Toomey said the administration wants the automatic spending cuts to affect the public in order to make the political point that there are “no circumstances where we can ever cut funding at all.”

But Senate Majority Leader Harry ReidHarry ReidVirginia was a wave election, but without real change, the tide will turn again Top Lobbyists 2017: Grass roots Boehner confronted Reid after criticism from Senate floor MORE (D-Nev.) countered that Congress is to blame for sequestration and that Republicans should agree to Democrats’ proposals to turn off the “painful” spending cuts.

“The reason that sequester is taking effect is that Congress enacted it into law. A vast majority of Republicans voted for this,” Reid said. “We need to do something about sequester.”

Reid said he’d prefer a “timeout” on sequester cuts for the next five months and pay for it with funds available from wrapping up the Iraq and Afghanistan wars. He added that he hoped public outcries from the public would motivate Republicans to agree to his idea and that lawmakers would find a long-term solution within the five-month timeout.

“I hope public outcries from long lines at airports will serve as a wake up call for my Republican friends,” Reid said.

Senate Minority Leader Mitch McConnellAddison (Mitch) Mitchell McConnellAlabama election has GOP racing against the clock McConnell PAC demands Moore return its money Klobuchar taking over Franken's sexual assault bill MORE (R-Ky.) blamed “poor planning” by the administration for the FAA furloughs. He said that Obama should ask Congress for “flexibility” in cutting spending, so that cuts could be made in other areas instead of FAA staffing.

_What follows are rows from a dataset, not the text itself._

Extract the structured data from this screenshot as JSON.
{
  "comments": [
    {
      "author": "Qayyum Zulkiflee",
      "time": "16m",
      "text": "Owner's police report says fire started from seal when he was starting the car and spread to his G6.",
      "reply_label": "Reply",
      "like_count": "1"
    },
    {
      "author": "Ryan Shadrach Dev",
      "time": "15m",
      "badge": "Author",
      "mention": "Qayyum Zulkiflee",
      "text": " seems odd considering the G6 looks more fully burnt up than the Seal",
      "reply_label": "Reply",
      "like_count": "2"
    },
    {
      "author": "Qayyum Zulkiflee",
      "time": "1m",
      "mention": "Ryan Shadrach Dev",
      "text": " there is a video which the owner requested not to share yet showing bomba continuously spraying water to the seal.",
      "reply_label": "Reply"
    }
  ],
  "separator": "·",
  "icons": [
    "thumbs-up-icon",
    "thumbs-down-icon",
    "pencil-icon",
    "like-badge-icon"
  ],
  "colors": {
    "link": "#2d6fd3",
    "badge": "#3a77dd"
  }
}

"The FAA’s mismanagement of this issue is a source of bipartisan frustration," McConnell said. "Our goal here shouldn’t be to score political points on the backs of weary travelers, it should be to fix the problem."